### TO DO
Repeat the records below exactly, line for line.

### INFORMATION SHOWN
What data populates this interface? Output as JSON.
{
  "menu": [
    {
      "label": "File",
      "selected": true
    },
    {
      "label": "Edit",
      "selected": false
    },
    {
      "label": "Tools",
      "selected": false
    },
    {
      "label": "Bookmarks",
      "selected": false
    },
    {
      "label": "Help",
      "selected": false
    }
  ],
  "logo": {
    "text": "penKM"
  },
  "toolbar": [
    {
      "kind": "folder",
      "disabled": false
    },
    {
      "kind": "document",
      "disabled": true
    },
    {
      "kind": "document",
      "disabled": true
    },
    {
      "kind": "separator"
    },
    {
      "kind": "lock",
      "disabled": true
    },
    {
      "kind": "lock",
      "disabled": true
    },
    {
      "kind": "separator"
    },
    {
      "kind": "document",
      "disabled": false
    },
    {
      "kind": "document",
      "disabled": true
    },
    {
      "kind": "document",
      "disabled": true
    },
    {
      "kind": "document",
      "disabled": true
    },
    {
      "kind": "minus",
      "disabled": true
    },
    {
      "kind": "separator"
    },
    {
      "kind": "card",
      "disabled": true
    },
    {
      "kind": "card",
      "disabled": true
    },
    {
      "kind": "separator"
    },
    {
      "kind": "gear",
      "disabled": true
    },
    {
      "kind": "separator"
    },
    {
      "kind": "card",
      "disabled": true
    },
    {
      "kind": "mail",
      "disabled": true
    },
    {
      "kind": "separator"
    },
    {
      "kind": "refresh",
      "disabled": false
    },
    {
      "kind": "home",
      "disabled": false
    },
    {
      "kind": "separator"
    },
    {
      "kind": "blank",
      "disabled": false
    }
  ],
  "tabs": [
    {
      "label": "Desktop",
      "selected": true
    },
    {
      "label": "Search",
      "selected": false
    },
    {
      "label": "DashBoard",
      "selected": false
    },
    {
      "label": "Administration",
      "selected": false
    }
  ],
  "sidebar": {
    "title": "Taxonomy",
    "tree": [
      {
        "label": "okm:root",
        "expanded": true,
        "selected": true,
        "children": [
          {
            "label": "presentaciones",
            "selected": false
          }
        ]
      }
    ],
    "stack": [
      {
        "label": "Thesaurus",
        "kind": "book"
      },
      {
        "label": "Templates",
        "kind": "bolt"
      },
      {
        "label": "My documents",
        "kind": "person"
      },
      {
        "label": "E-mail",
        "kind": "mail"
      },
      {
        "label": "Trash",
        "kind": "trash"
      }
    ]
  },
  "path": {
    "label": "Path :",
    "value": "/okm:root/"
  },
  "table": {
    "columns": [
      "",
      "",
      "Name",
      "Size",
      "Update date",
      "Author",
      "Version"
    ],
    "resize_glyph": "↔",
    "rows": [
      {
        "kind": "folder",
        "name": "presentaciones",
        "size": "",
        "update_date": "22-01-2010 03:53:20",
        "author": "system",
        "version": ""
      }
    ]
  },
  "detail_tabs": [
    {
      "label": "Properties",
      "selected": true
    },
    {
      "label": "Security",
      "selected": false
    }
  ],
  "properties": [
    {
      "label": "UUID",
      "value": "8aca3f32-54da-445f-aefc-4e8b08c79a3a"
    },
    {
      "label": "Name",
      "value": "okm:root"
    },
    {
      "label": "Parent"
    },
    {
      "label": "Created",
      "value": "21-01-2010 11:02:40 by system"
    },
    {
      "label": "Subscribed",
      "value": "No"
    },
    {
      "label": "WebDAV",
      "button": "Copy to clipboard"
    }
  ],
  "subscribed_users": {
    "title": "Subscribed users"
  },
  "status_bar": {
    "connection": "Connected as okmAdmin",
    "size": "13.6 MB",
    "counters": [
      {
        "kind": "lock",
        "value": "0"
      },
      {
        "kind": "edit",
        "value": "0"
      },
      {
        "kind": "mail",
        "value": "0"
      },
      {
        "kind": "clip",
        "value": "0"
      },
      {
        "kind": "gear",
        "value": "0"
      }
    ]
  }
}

### RESPONSE
What data populates this interface? Output as JSON.
{
  "menu": [
    {
      "label": "File",
      "selected": true
    },
    {
      "label": "Edit",
      "selected": false
    },
    {
      "label": "Tools",
      "selected": false
    },
    {
      "label": "Bookmarks",
      "selected": false
    },
    {
      "label": "Help",
      "selected": false
    }
  ],
  "logo": {
    "text": "penKM"
  },
  "toolbar": [
    {
      "kind": "folder",
      "disabled": false
    },
    {
      "kind": "document",
      "disabled": true
    },
    {
      "kind": "document",
      "disabled": true
    },
    {
      "kind": "separator"
    },
    {
      "kind": "lock",
      "disabled": true
    },
    {
      "kind": "lock",
      "disabled": true
    },
    {
      "kind": "separator"
    },
    {
      "kind": "document",
      "disabled": false
    },
    {
      "kind": "document",
      "disabled": true
    },
    {
      "kind": "document",
      "disabled": true
    },
    {
      "kind": "document",
      "disabled": true
    },
    {
      "kind": "minus",
      "disabled": true
    },
    {
      "kind": "separator"
    },
    {
      "kind": "card",
      "disabled": true
    },
    {
      "kind": "card",
      "disabled": true
    },
    {
      "kind": "separator"
    },
    {
      "kind": "gear",
      "disabled": true
    },
    {
      "kind": "separator"
    },
    {
      "kind": "card",
      "disabled": true
    },
    {
      "kind": "mail",
      "disabled": true
    },
    {
      "kind": "separator"
    },
    {
      "kind": "refresh",
      "disabled": false
    },
    {
      "kind": "home",
      "disabled": false
    },
    {
      "kind": "separator"
    },
    {
      "kind": "blank",
      "disabled": false
    }
  ],
  "tabs": [
    {
      "label": "Desktop",
      "selected": true
    },
    {
      "label": "Search",
      "selected": false
    },
    {
      "label": "DashBoard",
      "selected": false
    },
    {
      "label": "Administration",
      "selected": false
    }
  ],
  "sidebar": {
    "title": "Taxonomy",
    "tree": [
      {
        "label": "okm:root",
        "expanded": true,
        "selected": true,
        "children": [
          {
            "label": "presentaciones",
            "selected": false
          }
        ]
      }
    ],
    "stack": [
      {
        "label": "Thesaurus",
        "kind": "book"
      },
      {
        "label": "Templates",
        "kind": "bolt"
      },
      {
        "label": "My documents",
        "kind": "person"
      },
      {
        "label": "E-mail",
        "kind": "mail"
      },
      {
        "label": "Trash",
        "kind": "trash"
      }
    ]
  },
  "path": {
    "label": "Path :",
    "value": "/okm:root/"
  },
  "table": {
    "columns": [
      "",
      "",
      "Name",
      "Size",
      "Update date",
      "Author",
      "Version"
    ],
    "resize_glyph": "↔",
    "rows": [
      {
        "kind": "folder",
        "name": "presentaciones",
        "size": "",
        "update_date": "22-01-2010 03:53:20",
        "author": "system",
        "version": ""
      }
    ]
  },
  "detail_tabs": [
    {
      "label": "Properties",
      "selected": true
    },
    {
      "label": "Security",
      "selected": false
    }
  ],
  "properties": [
    {
      "label": "UUID",
      "value": "8aca3f32-54da-445f-aefc-4e8b08c79a3a"
    },
    {
      "label": "Name",
      "value": "okm:root"
    },
    {
      "label": "Parent"
    },
    {
      "label": "Created",
      "value": "21-01-2010 11:02:40 by system"
    },
    {
      "label": "Subscribed",
      "value": "No"
    },
    {
      "label": "WebDAV",
      "button": "Copy to clipboard"
    }
  ],
  "subscribed_users": {
    "title": "Subscribed users"
  },
  "status_bar": {
    "connection": "Connected as okmAdmin",
    "size": "13.6 MB",
    "counters": [
      {
        "kind": "lock",
        "value": "0"
      },
      {
        "kind": "edit",
        "value": "0"
      },
      {
        "kind": "mail",
        "value": "0"
      },
      {
        "kind": "clip",
        "value": "0"
      },
      {
        "kind": "gear",
        "value": "0"
      }
    ]
  }
}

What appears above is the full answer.